The Sobriety Treatment and Recovery Team (START) Project
START program and evaluators presented study findings at the 2019 National Child Welfare Evaluation Summit in Washington DC. (Pictured, left to right: Martin T. Hall, Erin Smead, Matthew Walton, & Ruth Huebner)
The Sobriety Treatment and Recovery Team (START) model provides services for families with co-occurring substance use and child maltreatment. START is a child welfare-based program that integrates and collaborates with community-based substance use treatment providers and the courts. START child welfare workers receive specialized training in substance use and motivational interviewing and are paired with a recovery mentor, an individual in long-term recovery from substance use. Program goals include preventing out-of-home care placements and recurrence of maltreatment, as well as improving parental wellness, recovery, and capacity.
Child maltreatment is associated with increased risk of negative outcomes across numerous life domains, including brain development, epigenetic changes, obesity, diabetes, malnutrition, substance use disorder, depression, and suicide attempts. Consequently, the economic costs of child maltreatment for survivors are estimated to be $210,012 higher than non-victims over their lifetime. Substance use and child maltreatment are frequently co-occurring, with approximately one-third of child maltreatment victims in the U.S. having parental substance use as a risk factor. Though child welfare services are mandated to keep families intact whenever possible, substance use is associated with increased odds of out-of-home placements. Once removed, children from families with parental substance use are less likely to be reunified with their parents.
A recent study (N = 1042) of START in five Kentucky countiesfound that 21% of children in families served by START entered out-of-home care within 12 months compared to 34% of children in a propensity score-matched comparison group. Of children placed in out-of-home care and whose cases were closed at the time of data analysis, a higher percentage of children served by START were reunified than children served by usual services (51% vs. 42%).
In addition to the direct benefits for families, we believe that some START values and practices may proliferate throughout the child welfare agency. As one example, the START recovery mentors, who are in long-term recovery themselves, seem to increase the empathy that child welfare workers have for adults with substance use problems. In a qualitative study we did with START teams, one child welfare worker noted, “[The recovery mentor] taught me there is nothing, very little, that separates myself from the people I'm working with... I ask myself then if I'd been raised and walked the same life that these people have lived, would I do any different than what they're doing? If I say I would do different, I think I would be lying. I could go on and on about what I learned from her.”

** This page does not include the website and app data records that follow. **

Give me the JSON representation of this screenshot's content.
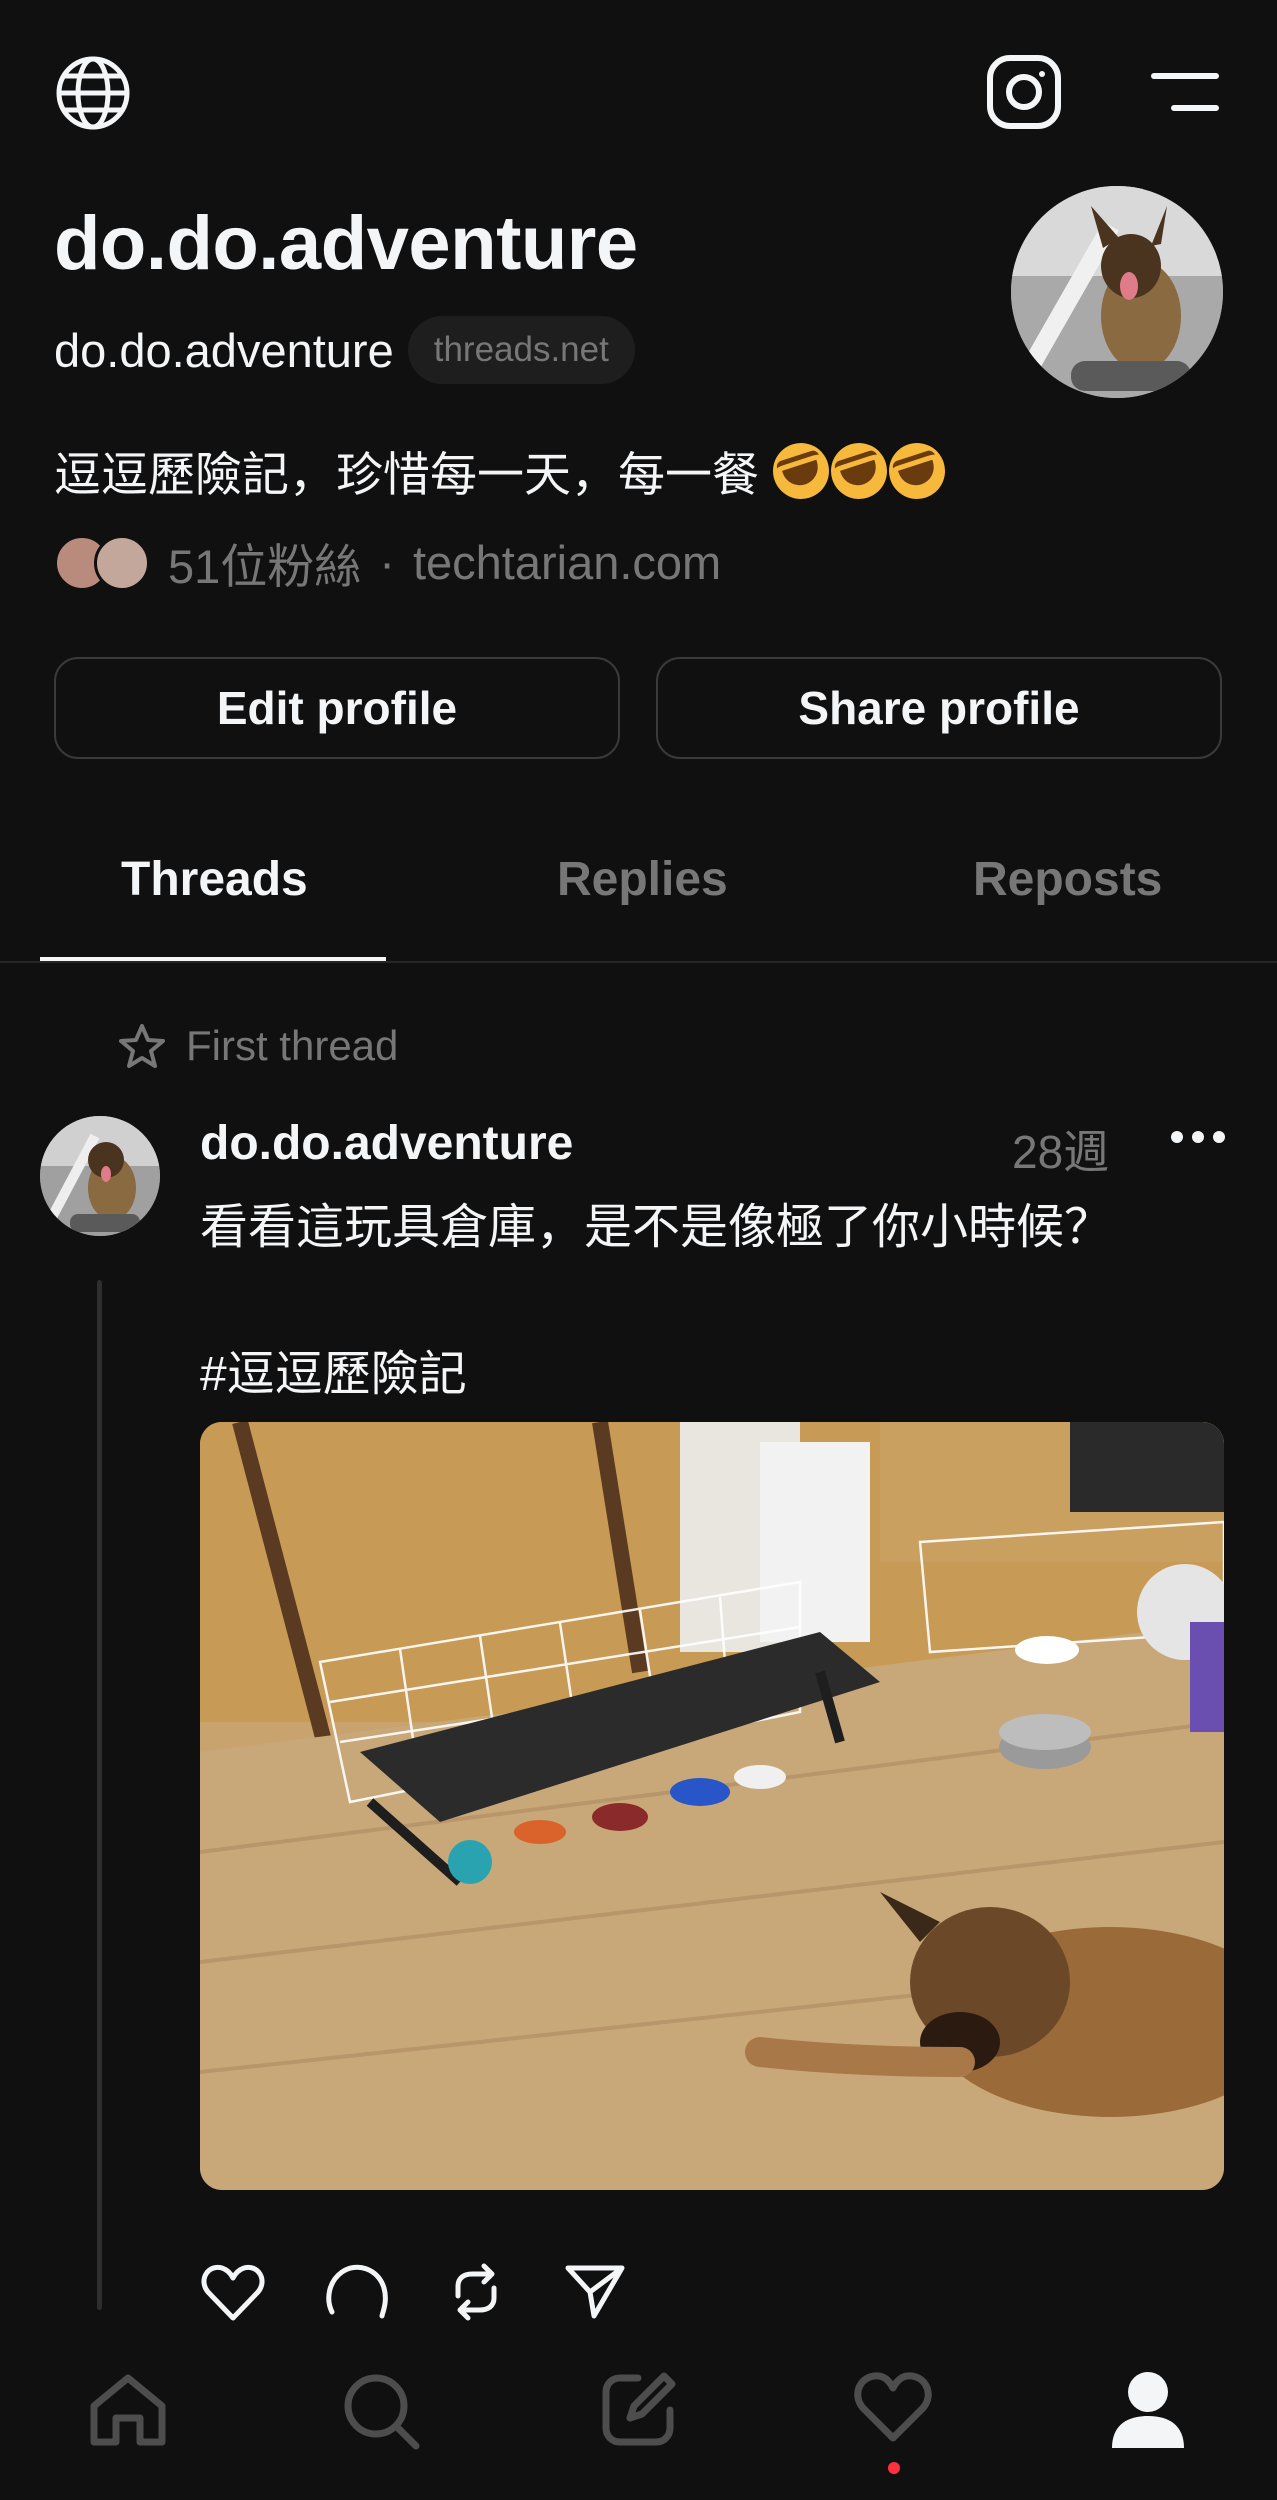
{
  "top_bar": {
    "language_icon": "globe-icon",
    "instagram_icon": "instagram-icon",
    "menu_icon": "menu-icon"
  },
  "profile": {
    "display_name": "do.do.adventure",
    "username": "do.do.adventure",
    "domain_badge": "threads.net",
    "bio": "逗逗歷險記，珍惜每一天，每一餐",
    "bio_emoji": "rolling-on-floor-laughing x3",
    "followers": "51位粉絲",
    "separator": "·",
    "link": "techtarian.com"
  },
  "buttons": {
    "edit": "Edit profile",
    "share": "Share profile"
  },
  "tabs": [
    {
      "label": "Threads",
      "active": true
    },
    {
      "label": "Replies",
      "active": false
    },
    {
      "label": "Reposts",
      "active": false
    }
  ],
  "post": {
    "pinned_label": "First thread",
    "username": "do.do.adventure",
    "time": "28週",
    "text": "看看這玩具倉庫，是不是像極了你小時候？",
    "hashtag": "#逗逗歷險記",
    "image_alt": "dog lying on wooden floor near a pet cot full of toys"
  },
  "bottom_nav": {
    "home": "home-icon",
    "search": "search-icon",
    "compose": "compose-icon",
    "activity": "heart-icon",
    "profile": "profile-icon"
  },
  "colors": {
    "background": "#101010",
    "text": "#f3f5f7",
    "muted": "#777777",
    "notification": "#ff3040"
  }
}
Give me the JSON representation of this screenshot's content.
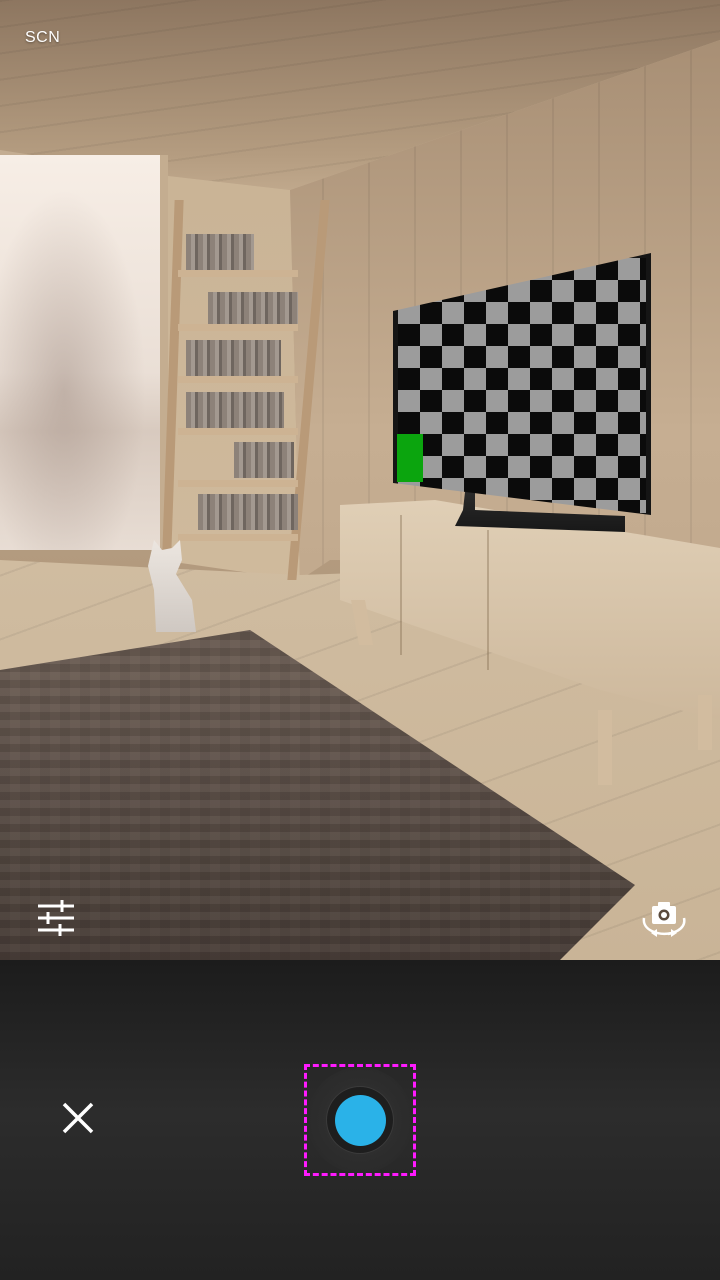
{
  "viewfinder": {
    "mode_label": "SCN"
  },
  "icons": {
    "settings": "sliders-icon",
    "switch_camera": "camera-rotate-icon",
    "close": "close-icon"
  },
  "colors": {
    "shutter_dot": "#2ab2e8",
    "control_bar": "#2a2a2a",
    "focus_outline": "#ff1aff"
  }
}
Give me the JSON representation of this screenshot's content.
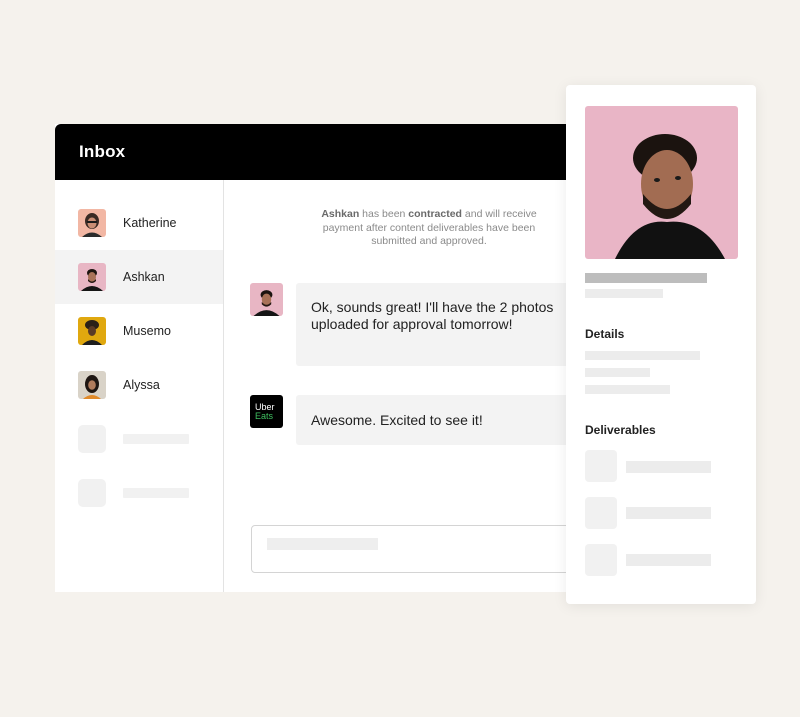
{
  "inbox": {
    "title": "Inbox",
    "contacts": [
      {
        "name": "Katherine",
        "avatar": "katherine-avatar"
      },
      {
        "name": "Ashkan",
        "avatar": "ashkan-avatar",
        "active": true
      },
      {
        "name": "Musemo",
        "avatar": "musemo-avatar"
      },
      {
        "name": "Alyssa",
        "avatar": "alyssa-avatar"
      }
    ]
  },
  "chat": {
    "system_message": {
      "name": "Ashkan",
      "text_1": " has been ",
      "status": "contracted",
      "text_2": " and will receive payment after content deliverables have been submitted and approved."
    },
    "messages": [
      {
        "sender": "Ashkan",
        "avatar": "ashkan-avatar",
        "text": "Ok, sounds great! I'll have the 2 photos uploaded for approval tomorrow!"
      },
      {
        "sender": "Uber Eats",
        "avatar": "uber-eats-logo",
        "logo_line1": "Uber",
        "logo_line2": "Eats",
        "text": "Awesome. Excited to see it!"
      }
    ]
  },
  "profile": {
    "photo": "ashkan-profile-photo",
    "details_title": "Details",
    "deliverables_title": "Deliverables"
  },
  "colors": {
    "background": "#f5f2ed",
    "header": "#000000",
    "bubble": "#f3f3f3",
    "uber_green": "#3fc060",
    "skeleton": "#ececec"
  }
}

The START evaluation team at UofL – currently comprised of Amy Brooks, Aimee Kelmel, and me – is guided by an empowerment evaluation approach. This approach is defined by an ongoing partnership between START teams and researchers at all stages of the research process, including hypothesis development, study design and implementation, regular monitoring of program fidelity, and implications of study outcomes. Thus, while we write scientific manuscripts for publication in journals like other research groups, we also meet regularly with START administrators, workers, and substance use treatment providers to assess implementation and outcomes, interpret results, and generate new research questions. This type of partnership is labor intensive, but the deliberate involvement of front-line workers in all facets of the research process is beneficial for both programmatic and evaluation purposes.
What motivates Hall to continue his work in this program? He says, “As a parent myself, the thought of being forcibly separated from my children is terrifying. So it’s a great honor and privilege to play a small role in keeping families intact and seeing parents reclaim their lives.”
For further information contact:
Martin T. Hall, Ph.D., M.S.S.W.
303 Patterson Hall
University of Louisville
Louisville, KY 40292